“What we’ve got to figure out basically is, why did Bush get that voter? Is there one issue that made the voter support Bush even though he voted for a Democrat in the House?” the strategist said.
Rove has indicated that his ultimate goal — one that lies beyond Bush’s political success — is to build a “permanent” Republican majority. Rove has cited the model established in 1896 by Mark Hanna, an Ohio pragmatist who built a winning coalition for William McKinley by appealing to immigrant populations in the Midwest and Northeast and bolstered further by urban Democrats who feared union violence that was common at the time.
It worked: The 1896 election ushered in a period of Republican dominance that endured until the Great Depression.
Already, preliminary analyses have shown a sharp advantage building for the Republicans in “exurbs” — fast-growing communities located beyond more established, and now often Democratic-leaning, suburbs. These exurbs are attracting young, married professionals who lean Republican.
A post-election examination by the Los Angeles Times showed that Bush won 97 of the 100 fastest-growing counties in the country. Republican strategists believe these urban exiles are responding positively to Bush’s “ownership society” message, which includes sweeping changes to Social Security and tax policy.
In the meantime, the volunteer corps has added a new dimension to the Republican ground game that will see its first battlefield test over the next two years.
Rove and I “have in common the belief that we can continue to grow a majority in the House and Senate that will keep us in the majority for many years to come,” said Rep. Tom Reynolds (N.Y.), who is starting his second term as chairman of the National Republican Congressional Committee.
“Karl’s vision has been a permanent Republican majority,” said one top GOP strategist who is close to Rove. “They’re very close now structurally to having the capability to [solidify the majority] for a very long time.”
Brian Jones, who serves as a spokesman for the Bush-Cheney campaign and for Mehlman, said that the incoming chairman intends to focus on expanding the party and ensuring that the gains from 2004 — which included pick-ups in both the House and Senate — are “durable.”
“In order for it to be a true [Republican] trend, we have to transfer and build on it by increasing the majority in the 2006 elections,” Jones said.
Jones acknowledged that success will depend to a degree on whether the grassroots enthusiasm for Bush himself can be transferred to the wider Republican Party.
“That’s the case we need to begin to make,” Jones said.
GOP strategists believe that the grassroots operation’s voluntary nature was perhaps the biggest key to its success. Rove figured volunteers would be more effective than paid campaign workers because they’re “true believers” and would be better at convincing neighbors and friends to follow their lead.
The RNC’s success in building the volunteer base enabled the Bush-Cheney campaign to focus on building a message that could keep the grassroots engaged and determined.

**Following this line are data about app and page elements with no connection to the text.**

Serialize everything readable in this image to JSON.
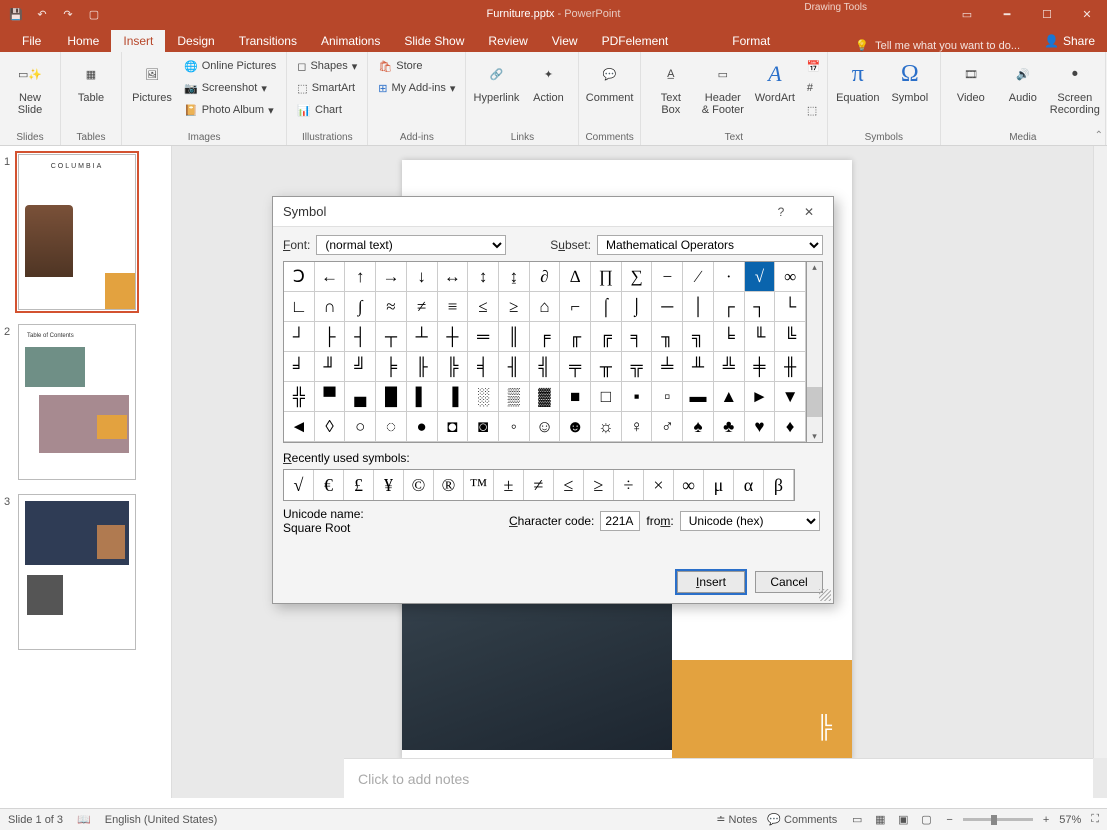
{
  "titlebar": {
    "filename": "Furniture.pptx",
    "appname": "PowerPoint",
    "context_tool": "Drawing Tools"
  },
  "tabs": {
    "file": "File",
    "items": [
      "Home",
      "Insert",
      "Design",
      "Transitions",
      "Animations",
      "Slide Show",
      "Review",
      "View",
      "PDFelement",
      "Format"
    ],
    "active": "Insert",
    "tellme": "Tell me what you want to do...",
    "share": "Share"
  },
  "ribbon": {
    "groups": {
      "slides": {
        "label": "Slides",
        "new_slide": "New\nSlide"
      },
      "tables": {
        "label": "Tables",
        "table": "Table"
      },
      "images": {
        "label": "Images",
        "pictures": "Pictures",
        "online_pictures": "Online Pictures",
        "screenshot": "Screenshot",
        "photo_album": "Photo Album"
      },
      "illustrations": {
        "label": "Illustrations",
        "shapes": "Shapes",
        "smartart": "SmartArt",
        "chart": "Chart"
      },
      "addins": {
        "label": "Add-ins",
        "store": "Store",
        "my_addins": "My Add-ins"
      },
      "links": {
        "label": "Links",
        "hyperlink": "Hyperlink",
        "action": "Action"
      },
      "comments": {
        "label": "Comments",
        "comment": "Comment"
      },
      "text": {
        "label": "Text",
        "text_box": "Text\nBox",
        "header_footer": "Header\n& Footer",
        "wordart": "WordArt"
      },
      "symbols": {
        "label": "Symbols",
        "equation": "Equation",
        "symbol": "Symbol"
      },
      "media": {
        "label": "Media",
        "video": "Video",
        "audio": "Audio",
        "screen_recording": "Screen\nRecording"
      }
    }
  },
  "slides": [
    {
      "n": "1",
      "title": "COLUMBIA"
    },
    {
      "n": "2",
      "title": "Table of Contents"
    },
    {
      "n": "3",
      "title": ""
    }
  ],
  "notes_placeholder": "Click to add notes",
  "dialog": {
    "title": "Symbol",
    "font_label": "Font:",
    "font_value": "(normal text)",
    "subset_label": "Subset:",
    "subset_value": "Mathematical Operators",
    "recent_label": "Recently used symbols:",
    "unicode_name_label": "Unicode name:",
    "unicode_name_value": "Square Root",
    "char_code_label": "Character code:",
    "char_code_value": "221A",
    "from_label": "from:",
    "from_value": "Unicode (hex)",
    "insert_btn": "Insert",
    "cancel_btn": "Cancel",
    "selected_index": 15,
    "grid": [
      "Ↄ",
      "←",
      "↑",
      "→",
      "↓",
      "↔",
      "↕",
      "↨",
      "∂",
      "∆",
      "∏",
      "∑",
      "−",
      "∕",
      "∙",
      "√",
      "∞",
      "∟",
      "∩",
      "∫",
      "≈",
      "≠",
      "≡",
      "≤",
      "≥",
      "⌂",
      "⌐",
      "⌠",
      "⌡",
      "─",
      "│",
      "┌",
      "┐",
      "└",
      "┘",
      "├",
      "┤",
      "┬",
      "┴",
      "┼",
      "═",
      "║",
      "╒",
      "╓",
      "╔",
      "╕",
      "╖",
      "╗",
      "╘",
      "╙",
      "╚",
      "╛",
      "╜",
      "╝",
      "╞",
      "╟",
      "╠",
      "╡",
      "╢",
      "╣",
      "╤",
      "╥",
      "╦",
      "╧",
      "╨",
      "╩",
      "╪",
      "╫",
      "╬",
      "▀",
      "▄",
      "█",
      "▌",
      "▐",
      "░",
      "▒",
      "▓",
      "■",
      "□",
      "▪",
      "▫",
      "▬",
      "▲",
      "►",
      "▼",
      "◄",
      "◊",
      "○",
      "◌",
      "●",
      "◘",
      "◙",
      "◦",
      "☺",
      "☻",
      "☼",
      "♀",
      "♂",
      "♠",
      "♣",
      "♥",
      "♦"
    ],
    "recent": [
      "√",
      "€",
      "£",
      "¥",
      "©",
      "®",
      "™",
      "±",
      "≠",
      "≤",
      "≥",
      "÷",
      "×",
      "∞",
      "μ",
      "α",
      "β"
    ]
  },
  "statusbar": {
    "slide_pos": "Slide 1 of 3",
    "lang": "English (United States)",
    "notes": "Notes",
    "comments": "Comments",
    "zoom_pct": "57%"
  }
}
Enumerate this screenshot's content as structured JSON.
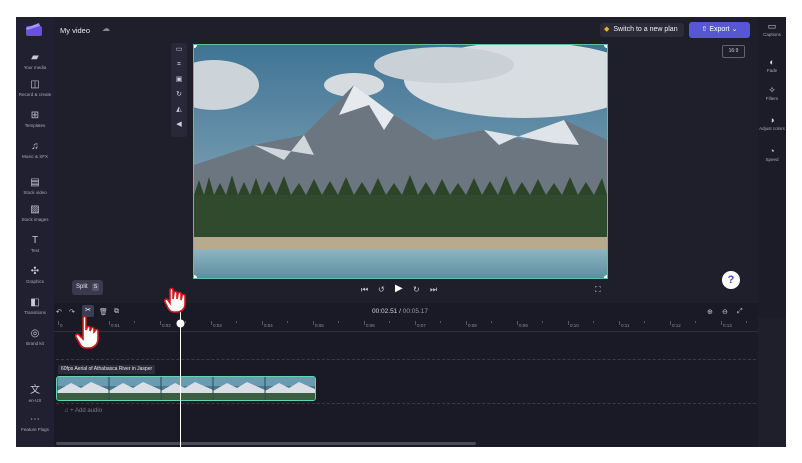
{
  "app": {
    "title": "My video"
  },
  "topbar": {
    "upgrade_label": "Switch to a new plan",
    "export_label": "Export",
    "ratio": "16:9"
  },
  "left_nav": [
    {
      "label": "Your media",
      "icon": "folder-icon"
    },
    {
      "label": "Record & create",
      "icon": "record-icon"
    },
    {
      "label": "Templates",
      "icon": "templates-icon"
    },
    {
      "label": "Music & SFX",
      "icon": "music-icon"
    },
    {
      "label": "Stock video",
      "icon": "film-icon"
    },
    {
      "label": "Stock images",
      "icon": "image-icon"
    },
    {
      "label": "Text",
      "icon": "text-icon"
    },
    {
      "label": "Graphics",
      "icon": "graphics-icon"
    },
    {
      "label": "Transitions",
      "icon": "transitions-icon"
    },
    {
      "label": "Brand kit",
      "icon": "brand-kit-icon"
    },
    {
      "label": "en-US",
      "icon": "language-icon"
    },
    {
      "label": "Feature Flags",
      "icon": "more-icon"
    }
  ],
  "right_nav": [
    {
      "label": "Captions",
      "icon": "captions-icon"
    },
    {
      "label": "Fade",
      "icon": "fade-icon"
    },
    {
      "label": "Filters",
      "icon": "filters-icon"
    },
    {
      "label": "Adjust colors",
      "icon": "adjust-colors-icon"
    },
    {
      "label": "Speed",
      "icon": "speed-icon"
    }
  ],
  "timeline": {
    "split_tooltip": "Split",
    "split_key": "S",
    "current_time": "00:02.51",
    "total_time": "00:05.17",
    "ruler": [
      "0",
      "0:01",
      "0:02",
      "0:03",
      "0:04",
      "0:05",
      "0:06",
      "0:07",
      "0:08",
      "0:09",
      "0:10",
      "0:11",
      "0:12",
      "0:13"
    ],
    "clip_label": "60fps Aerial of Athabasca River in Jasper",
    "audio_label": "+ Add audio"
  },
  "colors": {
    "accent": "#5757d6",
    "selection": "#55c39d",
    "upgrade_gem": "#f3b21b"
  }
}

Congressional Republicans are cognizant of the key role they will have to play if the successes of the 2004 cycle are to be repeated. Party strategists are working to structure the agenda of the 109th Congress to ensure that the volunteer army is carefully nurtured over the next two years.

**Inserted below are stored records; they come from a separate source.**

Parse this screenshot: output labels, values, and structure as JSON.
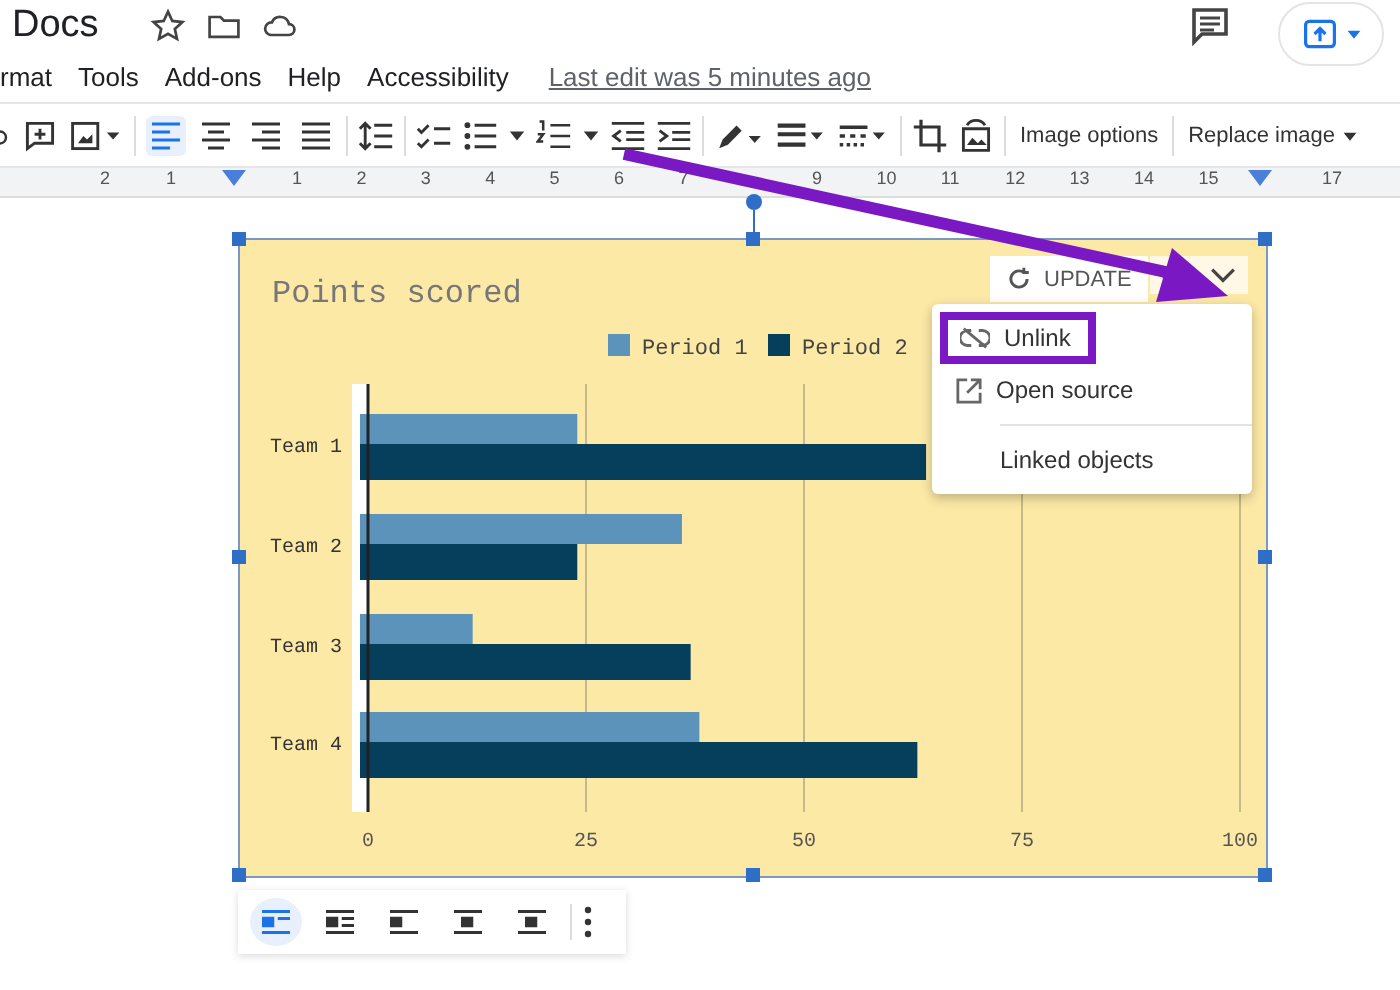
{
  "header": {
    "title": "Docs"
  },
  "menu": [
    "rmat",
    "Tools",
    "Add-ons",
    "Help",
    "Accessibility"
  ],
  "last_edit": "Last edit was 5 minutes ago",
  "alignment": [
    {
      "selected": true
    },
    {
      "selected": false
    },
    {
      "selected": false
    },
    {
      "selected": false
    }
  ],
  "toolbar_text_buttons": [
    "Image options",
    "Replace image"
  ],
  "ruler": [
    [
      "2",
      "1"
    ],
    [
      "1",
      "2",
      "3",
      "4",
      "5",
      "6",
      "7"
    ],
    [
      "9",
      "10",
      "11",
      "12",
      "13",
      "14",
      "15"
    ],
    [
      "17"
    ]
  ],
  "chart": {
    "update_button": "UPDATE",
    "chart_data": {
      "type": "bar",
      "orientation": "horizontal",
      "title": "Points scored",
      "categories": [
        "Team 1",
        "Team 2",
        "Team 3",
        "Team 4"
      ],
      "series": [
        {
          "name": "Period 1",
          "color": "#5b93ba",
          "values": [
            24,
            36,
            12,
            38
          ]
        },
        {
          "name": "Period 2",
          "color": "#063f5c",
          "values": [
            64,
            24,
            37,
            63
          ]
        }
      ],
      "xlim": [
        0,
        100
      ],
      "xticks": [
        0,
        25,
        50,
        75,
        100
      ],
      "grid": true,
      "legend": true
    }
  },
  "link_menu": [
    {
      "kind": "unlink",
      "label": "Unlink",
      "highlighted": true
    },
    {
      "kind": "open",
      "label": "Open source",
      "highlighted": false
    },
    {
      "kind": "divider-item",
      "label": "Linked objects",
      "highlighted": false
    }
  ],
  "wrap_options": [
    {
      "selected": true
    },
    {
      "selected": false
    },
    {
      "selected": false
    },
    {
      "selected": false
    },
    {
      "selected": false
    }
  ]
}
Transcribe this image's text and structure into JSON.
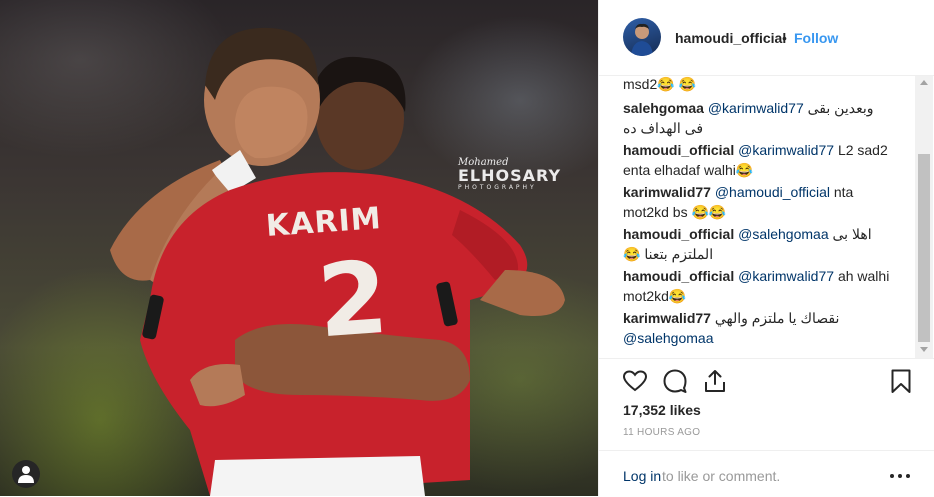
{
  "photo": {
    "watermark_script": "Mohamed",
    "watermark_main": "ELHOSARY",
    "watermark_sub": "PHOTOGRAPHY",
    "shirt_name": "KARIM",
    "shirt_number": "2",
    "user_tag_icon": "user-tag-icon"
  },
  "header": {
    "username": "hamoudi_official",
    "separator": "•",
    "follow_label": "Follow",
    "avatar_icon": "profile-avatar"
  },
  "comments": [
    {
      "user": "",
      "mention": "",
      "text": "msd2😂 😂"
    },
    {
      "user": "salehgomaa",
      "mention": "@karimwalid77",
      "text": "وبعدين بقى",
      "text2": "فى الهداف ده"
    },
    {
      "user": "hamoudi_official",
      "mention": "@karimwalid77",
      "text": "L2 sad2",
      "text2": "enta elhadaf walhi😂"
    },
    {
      "user": "karimwalid77",
      "mention": "@hamoudi_official",
      "text": "nta",
      "text2": "mot2kd bs 😂😂"
    },
    {
      "user": "hamoudi_official",
      "mention": "@salehgomaa",
      "text": "اهلا بى",
      "text2": "الملتزم بتعنا 😂"
    },
    {
      "user": "hamoudi_official",
      "mention": "@karimwalid77",
      "text": "ah walhi",
      "text2": "mot2kd😂"
    },
    {
      "user": "karimwalid77",
      "mention": "",
      "text": "نقصاك يا ملتزم والهي",
      "mention2": "@salehgomaa"
    }
  ],
  "actions": {
    "like_icon": "heart-icon",
    "comment_icon": "comment-icon",
    "share_icon": "share-icon",
    "save_icon": "bookmark-icon"
  },
  "likes": "17,352 likes",
  "time_ago": "11 HOURS AGO",
  "footer": {
    "login_label": "Log in",
    "login_rest": "to like or comment.",
    "more_icon": "more-options-icon"
  },
  "colors": {
    "link_blue": "#3897f0",
    "mention_blue": "#003569",
    "text": "#262626",
    "muted": "#999999",
    "jersey_red": "#c8222c"
  }
}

“It seems to me that if we’re going to do the permanent majority that Karl is talking about, you not only need the right issues, you need to keep your people motivated,” a senior GOP strategist said.

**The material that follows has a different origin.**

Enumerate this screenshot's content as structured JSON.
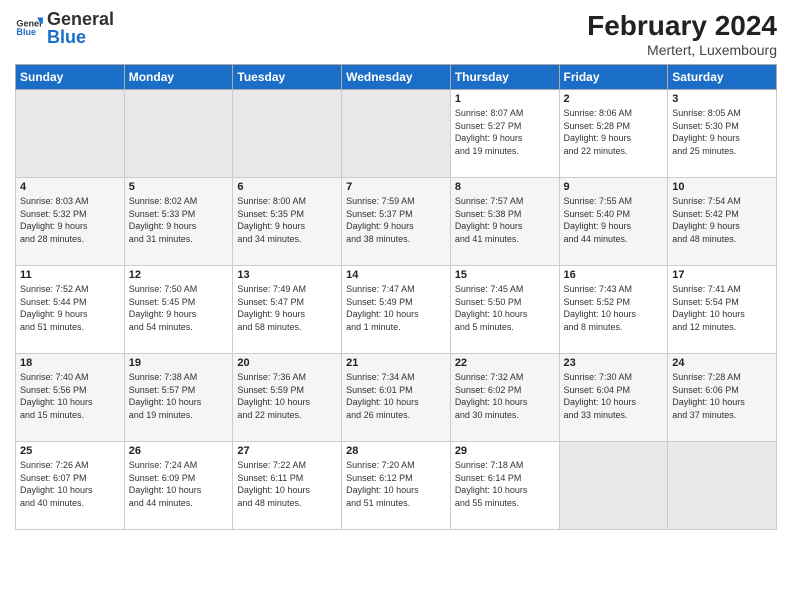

At a post-election lunch with reporters, Rove downplayed some of the more exuberant projections that are taking hold among some Capitol Hill Republicans.
He pointed to the role redistricting has played in lessening the competitiveness of House races. And Rove suggested that it was unlikely that the GOP hopes of a filibuster-proof 60-seat majority in the Senate could be achieved any time soon.
“But then,” he added, “I didn’t think we would get to 55.”